Ply, as Applied: Stockinette
Single-ply (left): Single-ply yarn is smooth and stays where you put it when blocked; the stitches line up nicely. In stockinette stitch, it shows every weirdness in your knitting. I row out, my knit and purl tension is very different, and it really shows in stockinette with a single-ply yarn. This is the stitch that will bias if there is any over-twist in the yarn. Sometimes you can block it out, sometimes you can’t.
Two-ply (center): Two-ply yarn has its own party, look how textured the surface of the 2-ply swatch is. There is no bias with a 2-ply yarn because the plies balance the twist. But because of the outward motion of the two plies pushing away from each other, there is a lot of visual movement on the surface of the knitted fabric. It looks toothy and organic.
Three-ply: Three-ply yarn is round and creates even fabric. The stitches line up and the surface of the knitting is smooth and placid. I am fascinated by the difference in the look of 2-ply and 3-ply yarn in stockinette. The 2-ply is rocking the soul train to funky town, and the 3-ply is ballroom dancing a serene waltz.
Single-ply: Single-ply yarns are obedient. When you block them into lace, they stay. Because single-ply yarn sometimes flattens and it doesn’t have the extra shadows between plies, the lace has a much softer, less crisp look.
Two-ply: The obstinate attitude that makes a 2-ply yarn so frisky in stockinette makes it a glorious yarn for lace. The stitches roll away from each other; opening the lace holes. The surface playfulness leads your eye all over the lace pattern.
Three-ply: The roundness of a 3-ply makes smooth lace. The inward twist energy of a 3-ply yarn makes the stitches roll toward each other, causing the lace holes to try to close. What strikes me even more is that 3-ply yarn makes textured stitches stand out in bold. When I look at a lace pattern knit in a 3-ply yarn, the first thing I see are the decreases gorgeously stacked up, overpowering the lace.
Single-ply: Cables knit out of a single-ply yarn are soft and flat-ish. A good look for a light summer top, but not what I want for an Aran sweater.
Two-ply: A 2-ply cable is a big step up from a single-ply cable. There are edges to these cables, but they really don’t stand up.
Three-ply: A 3-ply (or more) yarn makes the best cables and textured stitches. They roll in and push up. Three-ply yarns make themselves heard. They are crisp, have sharp edges and stand up like the Cliffs of Moher.
Colorwork swatch background colors: French Chambray in Mrs. Crosby single-ply, and St. Barts in Sincere Sheep 2-ply and 3-ply.
Single-ply: Single ply yarns are soft and flow-y when used for any kind of color work.
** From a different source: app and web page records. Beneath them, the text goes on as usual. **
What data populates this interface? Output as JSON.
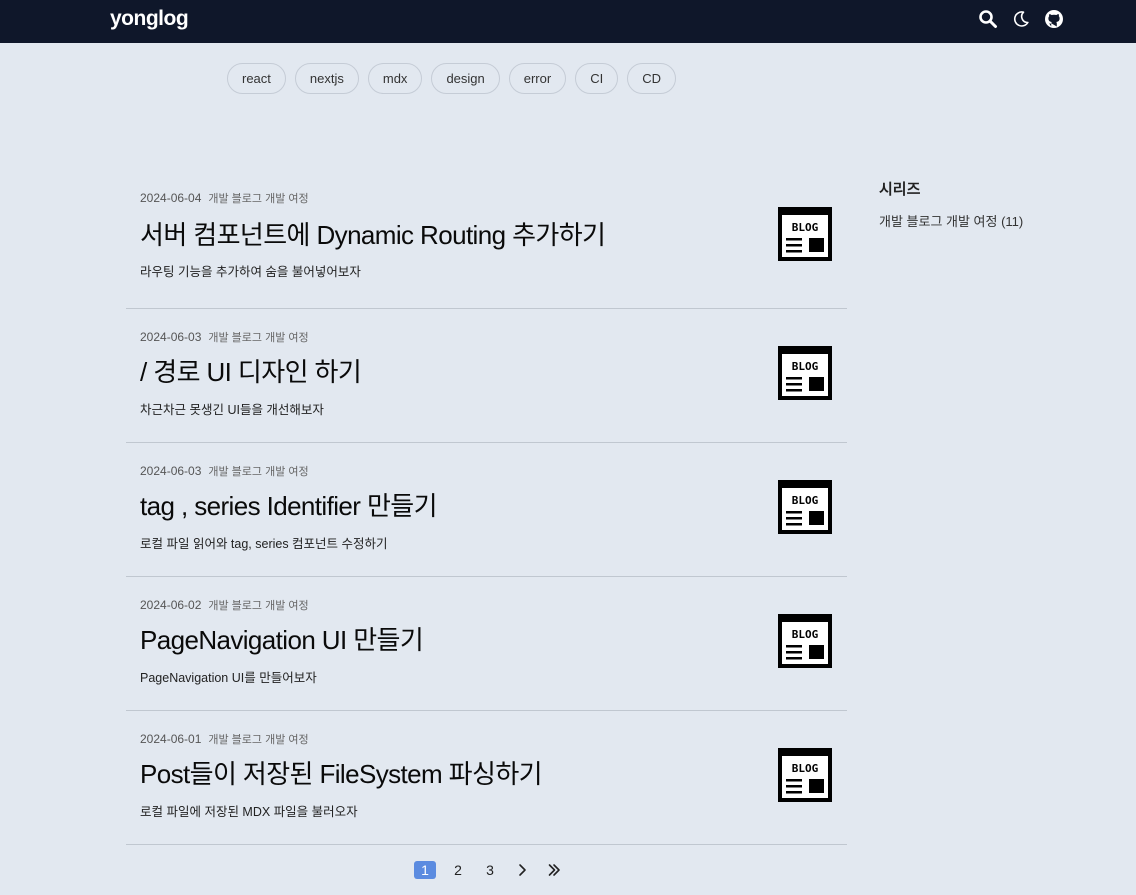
{
  "header": {
    "logo": "yonglog"
  },
  "icons": {
    "search": "search-icon",
    "theme": "moon-icon",
    "github": "github-icon"
  },
  "tags": [
    "react",
    "nextjs",
    "mdx",
    "design",
    "error",
    "CI",
    "CD"
  ],
  "posts": [
    {
      "date": "2024-06-04",
      "series": "개발 블로그 개발 여정",
      "title": "서버 컴포넌트에 Dynamic Routing 추가하기",
      "desc": "라우팅 기능을 추가하여 숨을 불어넣어보자",
      "thumb_text": "BLOG"
    },
    {
      "date": "2024-06-03",
      "series": "개발 블로그 개발 여정",
      "title": "/ 경로 UI 디자인 하기",
      "desc": "차근차근 못생긴 UI들을 개선해보자",
      "thumb_text": "BLOG"
    },
    {
      "date": "2024-06-03",
      "series": "개발 블로그 개발 여정",
      "title": "tag , series Identifier 만들기",
      "desc": "로컬 파일 읽어와 tag, series 컴포넌트 수정하기",
      "thumb_text": "BLOG"
    },
    {
      "date": "2024-06-02",
      "series": "개발 블로그 개발 여정",
      "title": "PageNavigation UI 만들기",
      "desc": "PageNavigation UI를 만들어보자",
      "thumb_text": "BLOG"
    },
    {
      "date": "2024-06-01",
      "series": "개발 블로그 개발 여정",
      "title": "Post들이 저장된 FileSystem 파싱하기",
      "desc": "로컬 파일에 저장된 MDX 파일을 불러오자",
      "thumb_text": "BLOG"
    }
  ],
  "sidebar": {
    "heading": "시리즈",
    "items": [
      "개발 블로그 개발 여정 (11)"
    ]
  },
  "pagination": {
    "pages": [
      "1",
      "2",
      "3"
    ],
    "current": "1"
  },
  "colors": {
    "header_bg": "#0f172a",
    "page_bg": "#e2e8f0",
    "active_page": "#5b8be0"
  }
}
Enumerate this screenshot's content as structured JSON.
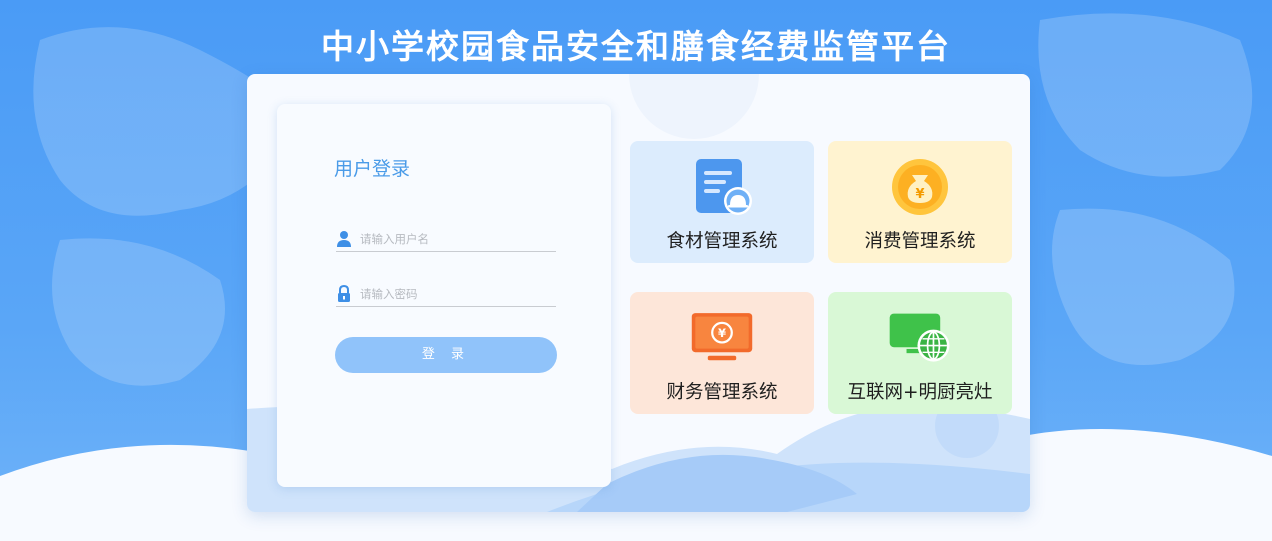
{
  "page": {
    "title": "中小学校园食品安全和膳食经费监管平台"
  },
  "login": {
    "title": "用户登录",
    "username_placeholder": "请输入用户名",
    "password_placeholder": "请输入密码",
    "submit_label": "登 录"
  },
  "systems": [
    {
      "label": "食材管理系统",
      "icon": "document-food-icon",
      "color": "#dcecfd"
    },
    {
      "label": "消费管理系统",
      "icon": "money-bag-icon",
      "color": "#fff3d0"
    },
    {
      "label": "财务管理系统",
      "icon": "finance-monitor-icon",
      "color": "#fde6d9"
    },
    {
      "label": "互联网+明厨亮灶",
      "icon": "globe-monitor-icon",
      "color": "#d9f8d6"
    }
  ]
}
The lines between stitches are undefined because the yarns spread out. This contributes to the classic look of Lopi sweaters, in which colors seem to flow into each other.
Two-ply: The pushing away motion of a 2-ply yarn leads to soft blurry edges between colors. Two-ply yarn is fantastic when you want that misty-water-color-memory look for Fair Isle or Bohus knitting.
Three-ply: Three-ply colorwork knitting has crispy clean edges. Each stitch is distinct, making colors very clear. Three-ply is great for intarsia, or if you want your Scandinavian snowflakes to really stand out.
Ply is so alluring. It’s exciting that an attribute that is so easily overlooked can have such impact on knitted fabric.
Which ply will you choose for your next knit?